“However, it also needs to be borne in mind that cardiological factors distinguish these groups, yet it is dentists who ultimately decide when antibiotic prophylaxis is required, and they are not specialists in heart disease,” he continued. “Obviously, good communication between cardiologists and dentists is important, therefore, in determining which individuals should or should not be considered for antibiotic prophylaxis. Perhaps those at high risk should be educated about their risk status and be provided with a card that they can use to identify that they are at high risk when attending a dentist.”
Bonow also underscored the importance of identifying higher-risk individuals. “They should be receiving not only antibiotics but also very good oral hygiene and dental care and all the other things we do to prevent infections in hospitals,” he said.
In an accompanying editorial, Ann Bolger, MD (University of California, San Francisco), says if “taken at face value, these results suggest that this failure to comply with the antibiotic prophylaxis guidelines may have contributed to potentially avoidable cases of endocarditis in the patients most at risk.
“If these two trends in antibiotic prophylaxis and IE were proven to be linked in a cause-and-effect manner,” she continues, “these results would strike both fear and hope into the hearts of dedicated IE worriers—fear that some patients at high risk have been inadequately protected from IE due to lack of compliance with antibiotic prophylaxis recommendations, and hope that there might ﬁnally be some indication that antibiotic prophylaxis is actually effective in avoiding some cases of endocarditis.”
However, Bolger points out—like Bonow—that the lack of information on causative organisms limits the establishment of a causal relationships.
So for now, “there is no respite from worrying about preventing IE,” she says.
“For our patients’ sakes, thoughtful risk assessment, clear communication of that risk, and commonsense guidance on oral health and avoiding preventable bacteremia should be the core of our prevention strategy,” she says. “Even when antibiotic prophylaxis is recommended, counseling about oral hygiene, responding to unexplained fever by presenting for evaluation, consideration of blood cultures before initiating antibiotic use, and vigilance regarding skin breakdown or vascular entry are critically important.”
Todd Neale is the Associate News Editor for TCTMD and a Senior Medical Journalist. He got his start in journalism at …
Thornhill MH, Gibson TB, Cutler E, et al. Antibiotic prophylaxis and incidence of endocarditis before and after the 2007 AHA recommendations. J Am Coll Cardiol. 2018;72:2543-2554.
Bolger AF. Preventing endocarditis: no rest for the worrier. J Am Coll Cardiol. 2018;72:2555-2556.
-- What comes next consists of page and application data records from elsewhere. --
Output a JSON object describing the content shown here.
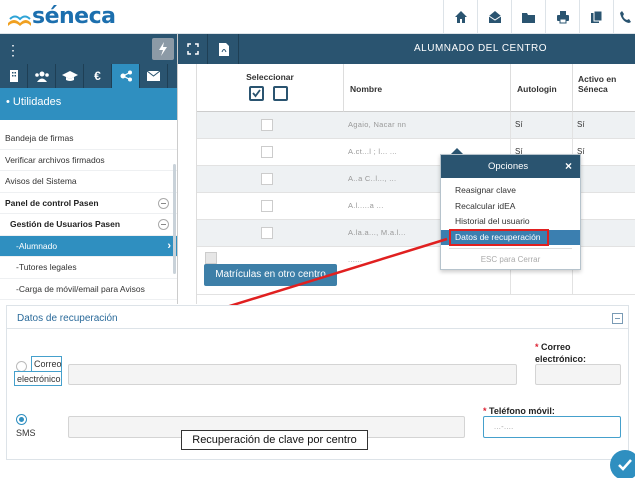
{
  "app": {
    "logo_text": "séneca",
    "brand_color": "#1c6fae"
  },
  "top_icons": [
    "home-icon",
    "mail-open-icon",
    "folder-icon",
    "print-icon",
    "copy-icon",
    "phone-icon"
  ],
  "sidebar": {
    "tabs": [
      "building-icon",
      "users-icon",
      "graduation-cap-icon",
      "euro-icon",
      "share-nodes-icon",
      "envelope-icon"
    ],
    "section_label": "• Utilidades",
    "items": [
      {
        "label": "Bandeja de firmas"
      },
      {
        "label": "Verificar archivos firmados"
      },
      {
        "label": "Avisos del Sistema"
      },
      {
        "label": "Panel de control Pasen"
      },
      {
        "label": "Gestión de Usuarios Pasen"
      },
      {
        "label": "-Alumnado"
      },
      {
        "label": "-Tutores legales"
      },
      {
        "label": "-Carga de móvil/email para Avisos"
      }
    ]
  },
  "main": {
    "title": "ALUMNADO DEL CENTRO",
    "table": {
      "headers": {
        "select": "Seleccionar",
        "name": "Nombre",
        "autologin": "Autologin",
        "active": "Activo en Séneca"
      },
      "rows": [
        {
          "name": "Agaio, Nacar nn",
          "autologin": "Sí",
          "active": "Sí"
        },
        {
          "name": "A.ct...l ; l... ...",
          "autologin": "Sí",
          "active": "Sí"
        },
        {
          "name": "A..a C..l..., ...",
          "autologin": "",
          "active": ""
        },
        {
          "name": "A.l.....a ...",
          "autologin": "",
          "active": ""
        },
        {
          "name": "A.la.a..., M.a.l...",
          "autologin": "",
          "active": ""
        },
        {
          "name": "......",
          "autologin": "",
          "active": ""
        }
      ]
    },
    "matriculas_button": "Matrículas en otro centro"
  },
  "popup": {
    "title": "Opciones",
    "close": "×",
    "items": [
      "Reasignar clave",
      "Recalcular idEA",
      "Historial del usuario",
      "Datos de recuperación"
    ],
    "selected": "Datos de recuperación",
    "esc": "ESC para Cerrar"
  },
  "recovery": {
    "title": "Datos de recuperación",
    "option_email_line1": "Correo",
    "option_email_line2": "electrónico",
    "option_sms": "SMS",
    "email_label_line1": "Correo",
    "email_label_line2": "electrónico:",
    "phone_label": "Teléfono móvil:",
    "phone_value": "...-....",
    "required_mark": "*",
    "selected_option": "SMS"
  },
  "tooltip": "Recuperación de clave por centro",
  "colors": {
    "navy": "#2a5470",
    "accent": "#2f8fc0",
    "annotation_red": "#e02020"
  }
}
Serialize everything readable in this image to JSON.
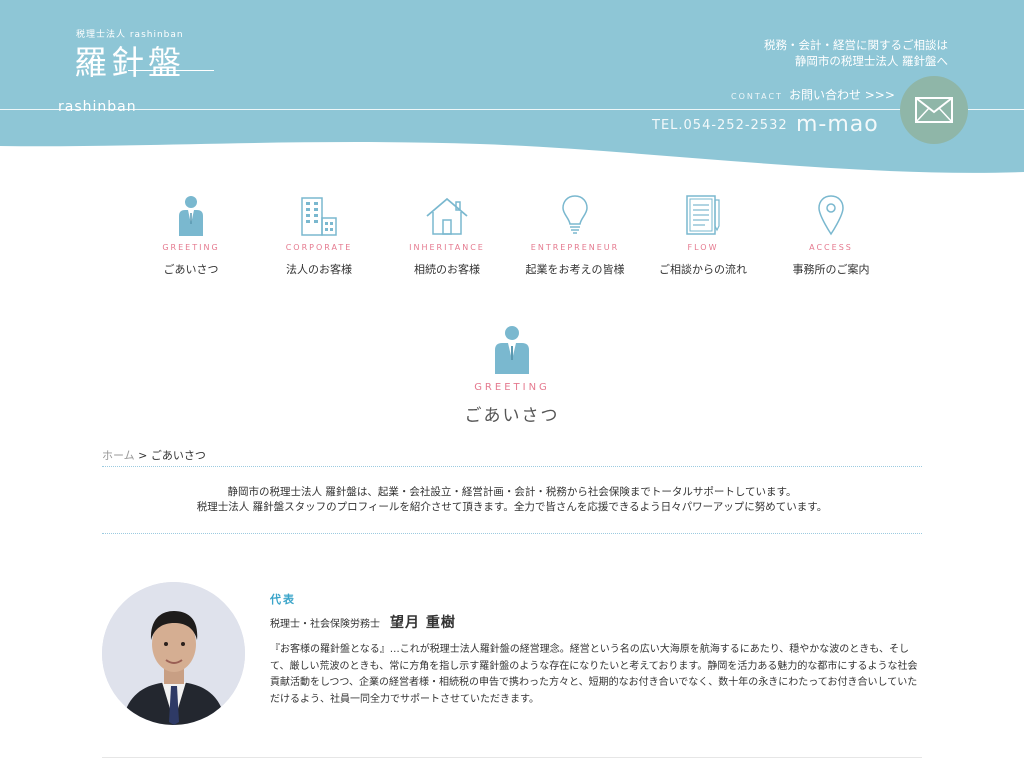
{
  "header": {
    "logo_small": "税理士法人 rashinban",
    "logo_main": "羅針盤",
    "logo_sub": "rashinban",
    "tagline_line1": "税務・会計・経営に関するご相談は",
    "tagline_line2": "静岡市の税理士法人 羅針盤へ",
    "contact_small": "CONTACT",
    "contact_label": "お問い合わせ >>>",
    "tel": "TEL.054-252-2532",
    "brand2": "m-mao"
  },
  "nav": {
    "items": [
      {
        "en": "GREETING",
        "jp": "ごあいさつ",
        "icon": "person-icon"
      },
      {
        "en": "CORPORATE",
        "jp": "法人のお客様",
        "icon": "building-icon"
      },
      {
        "en": "INHERITANCE",
        "jp": "相続のお客様",
        "icon": "house-icon"
      },
      {
        "en": "ENTREPRENEUR",
        "jp": "起業をお考えの皆様",
        "icon": "lightbulb-icon"
      },
      {
        "en": "FLOW",
        "jp": "ご相談からの流れ",
        "icon": "document-icon"
      },
      {
        "en": "ACCESS",
        "jp": "事務所のご案内",
        "icon": "map-pin-icon"
      }
    ]
  },
  "page": {
    "title_en": "GREETING",
    "title_jp": "ごあいさつ"
  },
  "breadcrumb": {
    "home": "ホーム",
    "separator": ">",
    "current": "ごあいさつ"
  },
  "intro": {
    "line1": "静岡市の税理士法人 羅針盤は、起業・会社設立・経営計画・会計・税務から社会保険までトータルサポートしています。",
    "line2": "税理士法人 羅針盤スタッフのプロフィールを紹介させて頂きます。全力で皆さんを応援できるよう日々パワーアップに努めています。"
  },
  "profile": {
    "role": "代表",
    "qualification": "税理士・社会保険労務士",
    "name": "望月 重樹",
    "bio": "『お客様の羅針盤となる』…これが税理士法人羅針盤の経営理念。経営という名の広い大海原を航海するにあたり、穏やかな波のときも、そして、厳しい荒波のときも、常に方角を指し示す羅針盤のような存在になりたいと考えております。静岡を活力ある魅力的な都市にするような社会貢献活動をしつつ、企業の経営者様・相続税の申告で携わった方々と、短期的なお付き合いでなく、数十年の永きにわたってお付き合いしていただけるよう、社員一同全力でサポートさせていただきます。"
  },
  "colors": {
    "header_blue": "#8ec6d6",
    "accent_pink": "#e57a8f",
    "icon_blue": "#7ab8cf",
    "role_blue": "#3aa4c9",
    "mail_green": "#8fb6a8"
  }
}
- The study was funded by a research grant from Delta Dental of Michigan and its Research and Data Institute.
- Thornhill reports receiving support from the Delta Dental Research and Data Institute.
- Bolger reports no relevant conflicts of interest.